What you need to do | Please report how many lines in the records below contain the word "screenshot", giving only that number.

►

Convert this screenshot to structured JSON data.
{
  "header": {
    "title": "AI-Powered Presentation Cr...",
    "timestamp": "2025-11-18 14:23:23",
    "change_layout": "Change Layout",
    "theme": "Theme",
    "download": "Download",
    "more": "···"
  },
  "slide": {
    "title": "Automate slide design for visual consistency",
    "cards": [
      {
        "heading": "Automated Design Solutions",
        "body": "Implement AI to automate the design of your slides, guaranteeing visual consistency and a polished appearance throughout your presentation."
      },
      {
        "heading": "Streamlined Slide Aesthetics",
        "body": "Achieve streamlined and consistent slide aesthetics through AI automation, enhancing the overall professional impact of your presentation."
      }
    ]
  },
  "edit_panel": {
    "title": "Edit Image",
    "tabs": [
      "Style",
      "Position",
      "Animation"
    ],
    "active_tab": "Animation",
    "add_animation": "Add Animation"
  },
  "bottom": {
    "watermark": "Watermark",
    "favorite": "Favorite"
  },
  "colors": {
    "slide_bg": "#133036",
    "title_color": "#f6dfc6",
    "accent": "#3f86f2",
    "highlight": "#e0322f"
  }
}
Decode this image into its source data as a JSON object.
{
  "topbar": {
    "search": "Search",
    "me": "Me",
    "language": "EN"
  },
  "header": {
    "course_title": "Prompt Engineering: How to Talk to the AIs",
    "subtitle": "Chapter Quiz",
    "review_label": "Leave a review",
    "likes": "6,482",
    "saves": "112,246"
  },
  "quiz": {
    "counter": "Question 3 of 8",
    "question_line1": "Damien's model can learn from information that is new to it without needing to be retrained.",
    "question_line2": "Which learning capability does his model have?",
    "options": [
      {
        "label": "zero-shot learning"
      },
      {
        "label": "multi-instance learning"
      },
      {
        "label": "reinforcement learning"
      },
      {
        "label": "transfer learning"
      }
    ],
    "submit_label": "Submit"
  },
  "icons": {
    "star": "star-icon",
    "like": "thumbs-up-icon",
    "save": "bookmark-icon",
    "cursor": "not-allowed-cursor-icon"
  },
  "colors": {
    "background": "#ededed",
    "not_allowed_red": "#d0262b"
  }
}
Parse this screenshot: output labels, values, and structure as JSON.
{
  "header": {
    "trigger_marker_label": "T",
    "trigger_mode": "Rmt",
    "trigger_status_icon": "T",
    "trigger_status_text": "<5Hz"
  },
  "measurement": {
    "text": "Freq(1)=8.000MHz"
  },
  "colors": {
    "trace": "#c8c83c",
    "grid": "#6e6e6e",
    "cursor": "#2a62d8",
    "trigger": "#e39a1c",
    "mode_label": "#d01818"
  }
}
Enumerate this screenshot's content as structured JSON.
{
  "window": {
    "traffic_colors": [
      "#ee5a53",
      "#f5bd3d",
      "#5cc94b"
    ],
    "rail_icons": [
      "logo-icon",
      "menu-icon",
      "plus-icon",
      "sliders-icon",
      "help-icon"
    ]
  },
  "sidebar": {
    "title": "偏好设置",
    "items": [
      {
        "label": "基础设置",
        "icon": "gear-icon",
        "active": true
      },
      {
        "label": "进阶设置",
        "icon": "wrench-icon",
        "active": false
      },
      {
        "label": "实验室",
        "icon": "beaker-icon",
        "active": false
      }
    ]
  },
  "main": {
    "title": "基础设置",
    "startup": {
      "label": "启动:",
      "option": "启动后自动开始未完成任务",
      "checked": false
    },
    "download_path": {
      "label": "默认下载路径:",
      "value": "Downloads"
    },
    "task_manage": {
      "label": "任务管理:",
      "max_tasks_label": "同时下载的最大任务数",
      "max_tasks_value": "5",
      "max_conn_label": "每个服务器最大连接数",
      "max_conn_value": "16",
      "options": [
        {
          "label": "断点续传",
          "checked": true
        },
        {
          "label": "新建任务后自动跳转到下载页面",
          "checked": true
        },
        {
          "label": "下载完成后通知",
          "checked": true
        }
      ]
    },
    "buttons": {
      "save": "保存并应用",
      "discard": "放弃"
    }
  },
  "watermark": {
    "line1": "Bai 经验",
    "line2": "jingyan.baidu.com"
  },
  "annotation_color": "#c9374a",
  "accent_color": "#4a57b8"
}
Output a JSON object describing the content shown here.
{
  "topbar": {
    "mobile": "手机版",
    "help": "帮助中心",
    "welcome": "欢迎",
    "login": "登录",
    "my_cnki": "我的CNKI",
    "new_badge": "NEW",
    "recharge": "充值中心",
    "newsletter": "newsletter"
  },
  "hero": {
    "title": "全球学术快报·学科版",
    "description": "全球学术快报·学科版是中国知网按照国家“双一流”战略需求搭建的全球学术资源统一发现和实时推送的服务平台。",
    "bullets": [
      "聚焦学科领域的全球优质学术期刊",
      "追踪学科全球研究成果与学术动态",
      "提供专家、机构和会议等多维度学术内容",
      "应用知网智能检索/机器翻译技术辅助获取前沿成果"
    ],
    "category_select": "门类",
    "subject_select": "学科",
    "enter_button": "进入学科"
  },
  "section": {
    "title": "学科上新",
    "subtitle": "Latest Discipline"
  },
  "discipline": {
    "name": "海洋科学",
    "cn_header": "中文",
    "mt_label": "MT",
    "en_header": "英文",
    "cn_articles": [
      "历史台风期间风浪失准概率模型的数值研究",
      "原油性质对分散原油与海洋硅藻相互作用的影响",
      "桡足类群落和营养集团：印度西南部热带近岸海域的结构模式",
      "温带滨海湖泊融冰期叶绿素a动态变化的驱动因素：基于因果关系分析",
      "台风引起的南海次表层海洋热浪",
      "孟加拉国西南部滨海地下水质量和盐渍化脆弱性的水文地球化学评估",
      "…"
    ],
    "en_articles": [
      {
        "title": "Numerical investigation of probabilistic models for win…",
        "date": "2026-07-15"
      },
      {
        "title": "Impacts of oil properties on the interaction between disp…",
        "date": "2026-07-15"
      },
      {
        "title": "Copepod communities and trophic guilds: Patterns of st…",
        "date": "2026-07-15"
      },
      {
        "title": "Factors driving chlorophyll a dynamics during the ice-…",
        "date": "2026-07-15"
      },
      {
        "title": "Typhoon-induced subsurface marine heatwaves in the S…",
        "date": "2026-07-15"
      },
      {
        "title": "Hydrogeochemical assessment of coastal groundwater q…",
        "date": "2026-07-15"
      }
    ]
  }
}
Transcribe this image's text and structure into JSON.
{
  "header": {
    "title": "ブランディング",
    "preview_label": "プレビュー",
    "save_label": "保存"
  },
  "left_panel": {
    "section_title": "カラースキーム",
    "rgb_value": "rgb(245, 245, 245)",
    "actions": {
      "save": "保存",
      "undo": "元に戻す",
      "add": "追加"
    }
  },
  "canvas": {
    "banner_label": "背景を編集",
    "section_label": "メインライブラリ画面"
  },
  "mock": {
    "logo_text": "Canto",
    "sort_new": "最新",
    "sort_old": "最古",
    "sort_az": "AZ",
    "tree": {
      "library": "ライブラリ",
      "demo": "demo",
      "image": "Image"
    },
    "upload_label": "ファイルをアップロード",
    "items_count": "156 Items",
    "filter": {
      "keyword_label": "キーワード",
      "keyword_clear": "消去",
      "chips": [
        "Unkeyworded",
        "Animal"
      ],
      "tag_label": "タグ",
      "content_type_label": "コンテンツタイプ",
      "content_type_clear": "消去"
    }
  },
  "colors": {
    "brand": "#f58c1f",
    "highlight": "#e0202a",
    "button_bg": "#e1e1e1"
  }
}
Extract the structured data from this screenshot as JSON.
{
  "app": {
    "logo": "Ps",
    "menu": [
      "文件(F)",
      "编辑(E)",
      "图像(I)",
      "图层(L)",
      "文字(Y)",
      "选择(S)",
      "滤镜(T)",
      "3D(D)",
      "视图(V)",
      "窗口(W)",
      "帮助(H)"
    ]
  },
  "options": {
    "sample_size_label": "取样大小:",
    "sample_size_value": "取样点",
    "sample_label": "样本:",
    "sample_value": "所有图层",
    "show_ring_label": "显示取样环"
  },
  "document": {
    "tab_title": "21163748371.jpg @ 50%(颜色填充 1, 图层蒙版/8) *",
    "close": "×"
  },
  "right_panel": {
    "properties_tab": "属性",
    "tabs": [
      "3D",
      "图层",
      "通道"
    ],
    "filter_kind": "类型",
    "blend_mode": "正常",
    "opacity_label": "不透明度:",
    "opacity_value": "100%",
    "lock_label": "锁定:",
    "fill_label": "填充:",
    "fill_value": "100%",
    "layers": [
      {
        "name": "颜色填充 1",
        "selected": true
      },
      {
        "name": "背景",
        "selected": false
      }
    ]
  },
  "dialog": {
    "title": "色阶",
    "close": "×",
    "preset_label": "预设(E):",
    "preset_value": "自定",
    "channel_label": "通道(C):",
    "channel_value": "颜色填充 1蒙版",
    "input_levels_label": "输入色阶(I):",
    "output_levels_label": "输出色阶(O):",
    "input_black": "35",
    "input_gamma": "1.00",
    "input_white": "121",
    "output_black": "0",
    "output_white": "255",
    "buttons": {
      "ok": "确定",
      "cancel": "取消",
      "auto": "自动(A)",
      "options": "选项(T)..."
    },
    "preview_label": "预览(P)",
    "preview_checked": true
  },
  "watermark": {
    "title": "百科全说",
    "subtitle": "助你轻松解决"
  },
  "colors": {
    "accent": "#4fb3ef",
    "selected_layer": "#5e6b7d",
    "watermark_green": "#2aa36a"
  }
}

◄

Output of the task | 4